Please see the MARSEA Student Handbook for detailed information on Rules and Regulations of the program.
Summary of Basic Requirements
- A master’s thesis (this course does not count as an elective, but can be counted as regional course)
- Language: Proficiency equivalent to 3 years of Chinese, Japanese, or Korean, or 2 years of modern Tibetan
- Modern History: 2 modern history courses on the country or area of focus
- Regional Courses: 6 appropriate regional courses (at least two of which are colloquia or seminars)
- Electives: 2 elective courses
- Resident Requirements and Credits: Minimum of 30 credits in total (approximately 10 courses) Students are required to complete 2 residence units at Columbia University.
DETAILED DEGREE REQUIREMENTS
Students should closely consult the Student Affairs Officer regarding their proposed course of study. The requirements listed above must be fulfilled in accordance with Graduate School of Arts and Sciences degree requirements. No credits from an outside institution and no undergraduate courses will be counted toward the degree requirements. No courses can be taken for R credit nor Pass/Fail. Any exception to the requirements below must be approved in advance with written permission by the Institute Director. Please see the MARSEA Handbook above for full details of the MARSEA Program.
- Language: Proficiency equivalent to the third-year level of Chinese, Japanese, or Korean, or the second-year level of modern Tibetan. The language requirement may be met through coursework or by passing a language placement examination at Columbia. The examination is offered in the beginning of each semester. For more information on the language placement exam, contact the Department of East Asian Languages and Cultures at 212-854-5027.
- Modern History: Two courses in modern history in the country or area of focus. Must be the same as that of language proficiency.
- Regional Courses: Six regional courses selected from at least two different disciplines: at least one of the six courses must focus on an Asia Pacific country or sub-region other than the student’s country or area of specialization. These courses must include at least two colloquia and/or seminars drawn from a range of offerings in Anthropology, Business, Economics, History, International Affairs, Literature, Law, Political Science, and Sociology. Courses dealing with the region as a whole or dealing with the region’s relations with other countries or regions may also be taken to fulfill this requirement.
- Electives: Two elective courses not necessarily dealing with East Asia.
- Thesis: The master’s thesis must be at least thirty pages in length and deal with a modern or contemporary topic in the social sciences that focuses on East Asia. It must substantially incorporate the student’s country or region of focus, although other countries can be dealt with in the paper. Approval of the thesis topic must be obtained from the Institute Director. A thesis proposal must be submitted and approved by the Director one semester before the student writes and submits his/her thesis (i.e., to submit a thesis in the spring semester, the student should submit a proposal in the preceding fall semester; to submit a thesis in the fall semester, the student should submit a proposal in the preceding spring semester). The thesis proposal must include the following:

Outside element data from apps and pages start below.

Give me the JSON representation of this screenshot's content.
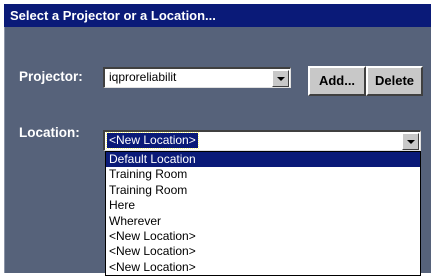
{
  "dialog": {
    "title": "Select a Projector or a Location..."
  },
  "projector": {
    "label": "Projector:",
    "value": "iqproreliabilit",
    "add_label": "Add...",
    "delete_label": "Delete"
  },
  "location": {
    "label": "Location:",
    "value": "<New Location>",
    "options": [
      "Default Location",
      "Training Room",
      "Training Room",
      "Here",
      "Wherever",
      "<New Location>",
      "<New Location>",
      "<New Location>"
    ],
    "highlighted_option": "Default Location"
  },
  "colors": {
    "title_bar": "#0a1a78",
    "dialog_background": "#56627a",
    "button_face": "#c8c8c8"
  }
}
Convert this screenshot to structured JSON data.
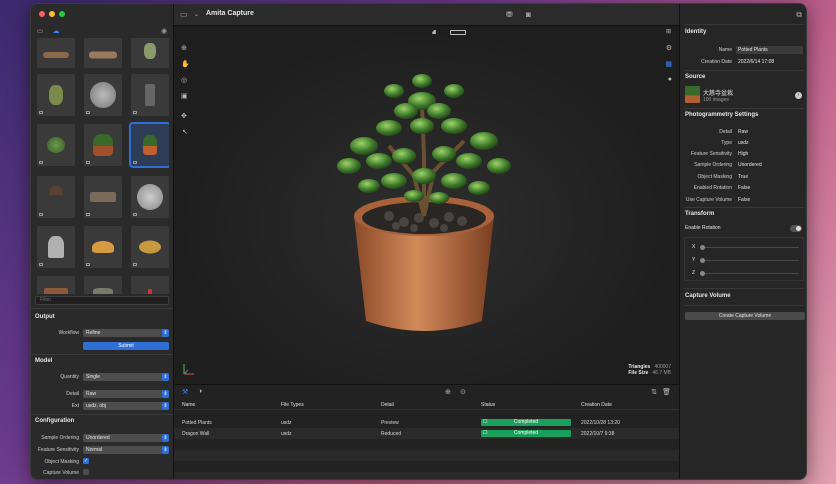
{
  "app": {
    "title": "Amita Capture"
  },
  "sidebar": {
    "filter_placeholder": "Filter",
    "output": {
      "title": "Output",
      "workflow_label": "Workflow",
      "workflow_value": "Refine",
      "submit_label": "Submit"
    },
    "model": {
      "title": "Model",
      "quantity_label": "Quantity",
      "quantity_value": "Single",
      "detail_label": "Detail",
      "detail_value": "Raw",
      "ext_label": "Ext",
      "ext_value": "usdz, obj"
    },
    "configuration": {
      "title": "Configuration",
      "sample_ordering_label": "Sample Ordering",
      "sample_ordering_value": "Unordered",
      "feature_sensitivity_label": "Feature Sensitivity",
      "feature_sensitivity_value": "Normal",
      "object_masking_label": "Object Masking",
      "capture_volume_label": "Capture Volume"
    }
  },
  "viewport": {
    "stats": {
      "triangles_label": "Triangles",
      "triangles_value": "400007",
      "file_size_label": "File Size",
      "file_size_value": "46.7 MB"
    }
  },
  "table": {
    "headers": [
      "Name",
      "File Types",
      "Detail",
      "Status",
      "Creation Date"
    ],
    "rows": [
      {
        "name": "Potted Plants",
        "file_type": "usdz",
        "detail": "Preview",
        "status": "Completed",
        "date": "2022/10/28 13:20"
      },
      {
        "name": "Dragon Wall",
        "file_type": "usdz",
        "detail": "Reduced",
        "status": "Completed",
        "date": "2022/10/7 9:38"
      }
    ]
  },
  "inspector": {
    "identity": {
      "title": "Identity",
      "name_label": "Name",
      "name_value": "Potted Plants",
      "creation_label": "Creation Date",
      "creation_value": "2022/6/14 17:08"
    },
    "source": {
      "title": "Source",
      "name": "大慈寺盆栽",
      "count": "100 images"
    },
    "photogrammetry": {
      "title": "Photogrammetry Settings",
      "rows": [
        {
          "label": "Detail",
          "value": "Raw"
        },
        {
          "label": "Type",
          "value": "usdz"
        },
        {
          "label": "Feature Sensitivity",
          "value": "High"
        },
        {
          "label": "Sample Ordering",
          "value": "Unordered"
        },
        {
          "label": "Object Masking",
          "value": "True"
        },
        {
          "label": "Enabled Rotation",
          "value": "False"
        },
        {
          "label": "Use Capture Volume",
          "value": "False"
        }
      ]
    },
    "transform": {
      "title": "Transform",
      "enable_rotation_label": "Enable Rotation",
      "axes": [
        "X",
        "Y",
        "Z"
      ]
    },
    "capture_volume": {
      "title": "Capture Volume",
      "create_label": "Create Capture Volume"
    }
  },
  "colors": {
    "accent": "#2f6fd6",
    "status_completed": "#1aa05a"
  }
}
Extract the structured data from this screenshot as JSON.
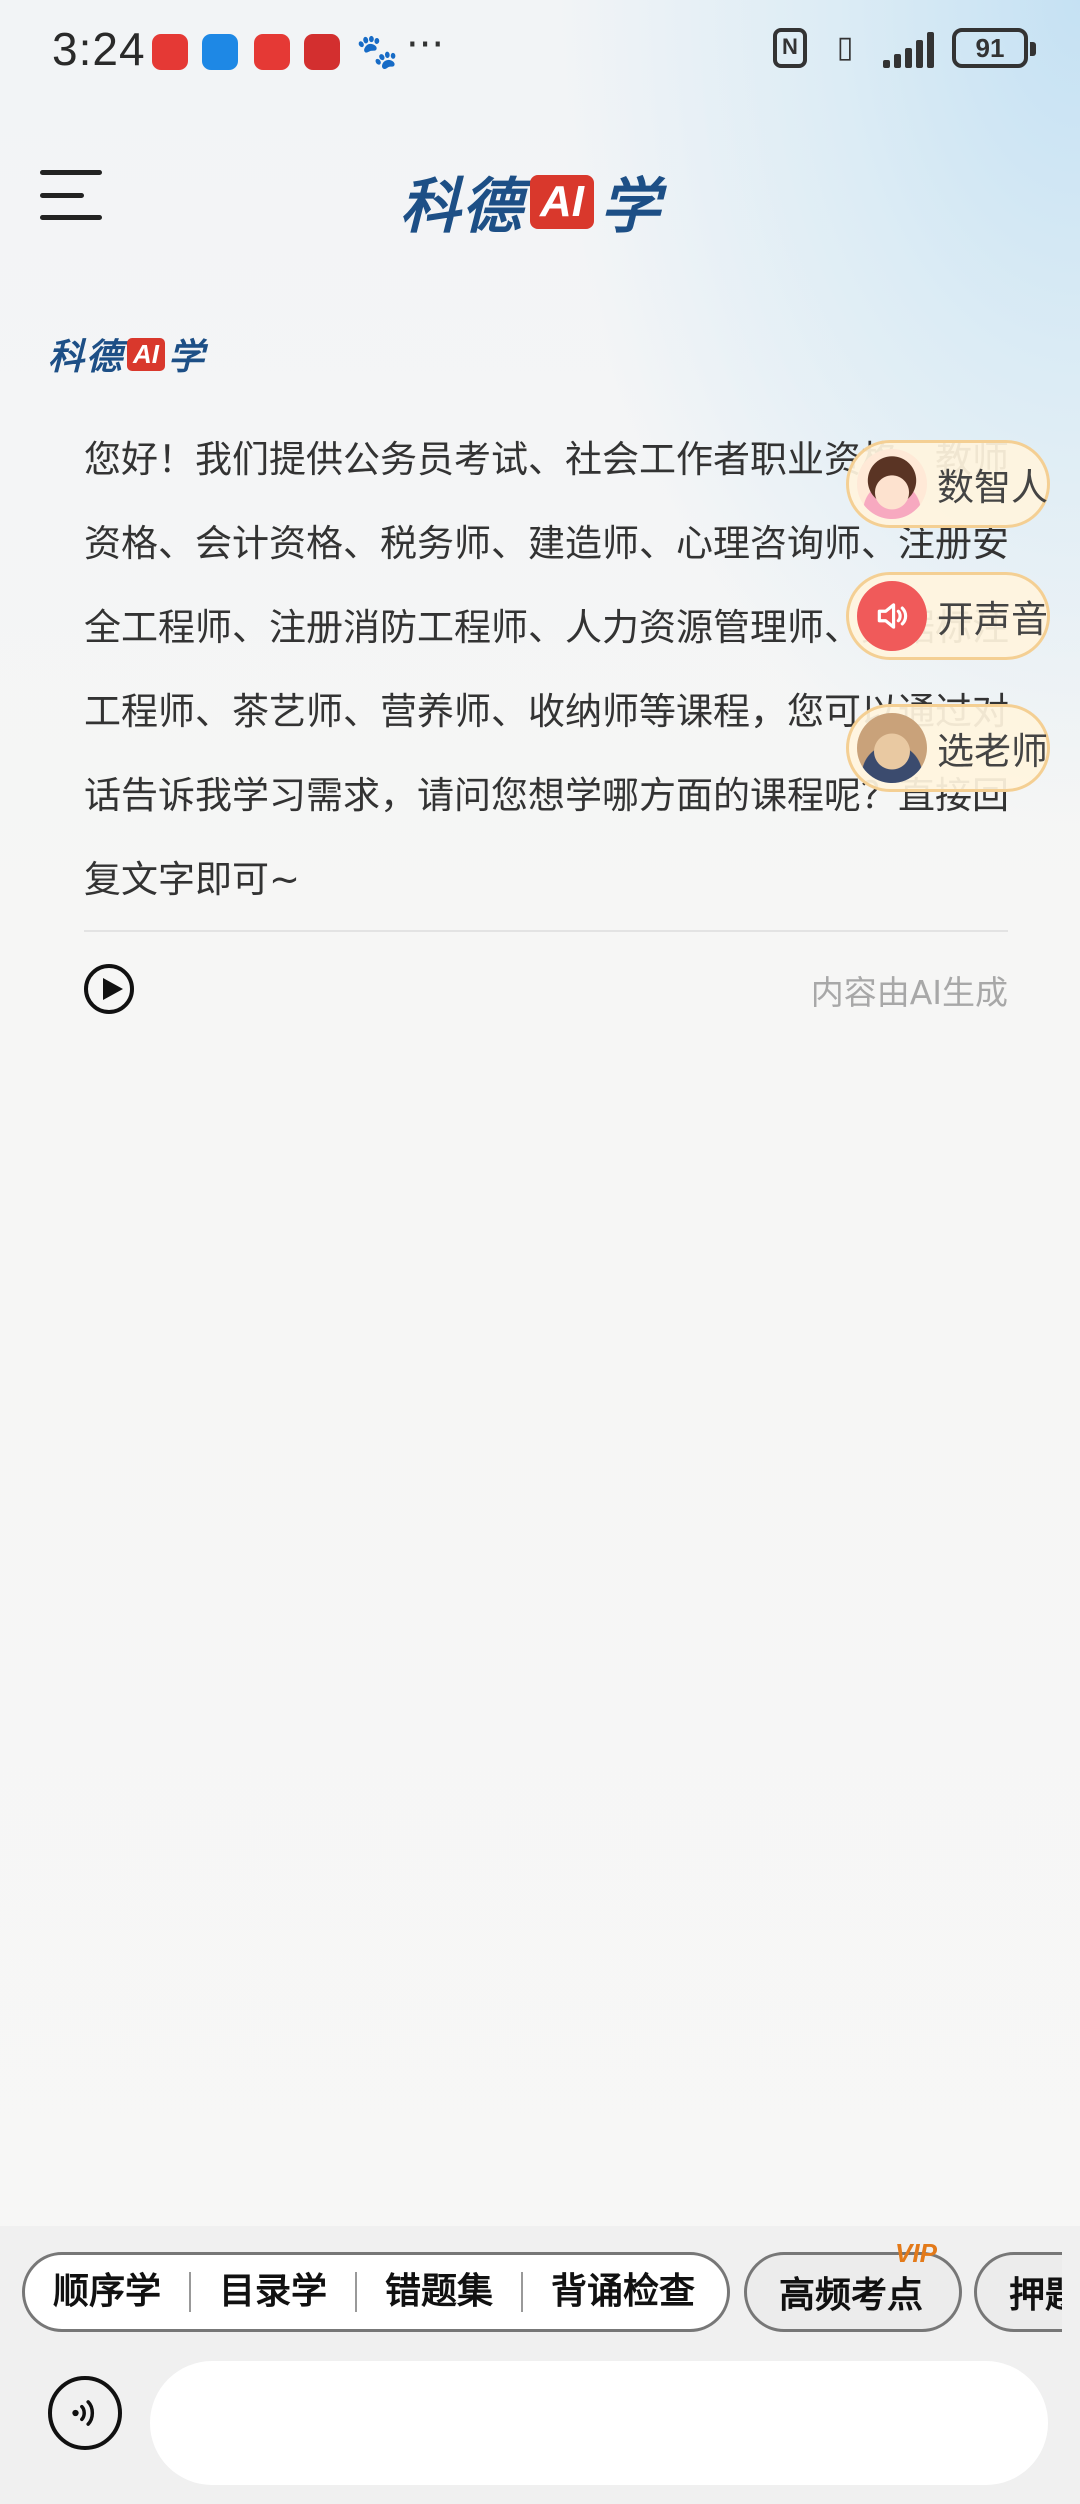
{
  "status_bar": {
    "time": "3:24",
    "battery": "91",
    "nfc": "N"
  },
  "header": {
    "brand_part1": "科德",
    "brand_ai": "AI",
    "brand_part2": "学"
  },
  "message": {
    "text": "您好！我们提供公务员考试、社会工作者职业资格、教师资格、会计资格、税务师、建造师、心理咨询师、注册安全工程师、注册消防工程师、人力资源管理师、数据标注工程师、茶艺师、营养师、收纳师等课程，您可以通过对话告诉我学习需求，请问您想学哪方面的课程呢？直接回复文字即可~",
    "ai_note": "内容由AI生成"
  },
  "floating": {
    "digital_human": "数智人",
    "sound_on": "开声音",
    "choose_teacher": "选老师"
  },
  "chips": {
    "group": [
      "顺序学",
      "目录学",
      "错题集",
      "背诵检查"
    ],
    "high_freq": "高频考点",
    "vip": "VIP",
    "next": "押题"
  },
  "input": {
    "placeholder": ""
  }
}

- a title
- a one to two page narrative of the subject, research methodology, and conceptual framework
- a preliminary bibliography
To assist students with choosing a thesis topic, a thesis topic discussion will be held mid-semester. This discussion will be an opportunity for students to get feedback from each other and at least one faculty member. The Institute will assist students in finding an academic adviser.
Each student works with a professor who serves as thesis adviser. As most students choose to take a paper written for a seminar course (generally an 8000 or 9000 level course which requires the submission of a substantial paper) and expand it into a thesis, the professor from the seminar course typically serves as the thesis adviser. Students may, however, work with any faculty member of the Institute.
Each thesis is reviewed by the Institute Director. The Director’s approval is required for the thesis requirement to be completed.
Students will register for a thesis course in the second semester of their program.
For those students interested in presenting the results of their research to their fellow students and others, the Institute will arrange a thesis presentation at the end of the semester.
- Resident Units and Credits:Students are required to complete two residence units at Columbia University. One full residence unit is equivalent to full-time registration for one semester. Students must formally apply to the Student Affairs Officer to be granted extended residence status which includes a plan for completion with specific courses taken during extended residence.A one semester course is typically worth three credits, and meets for three hours per week over approximately 15 weeks. A full-time student typically takes a minimum of five courses or 15 credits per semester.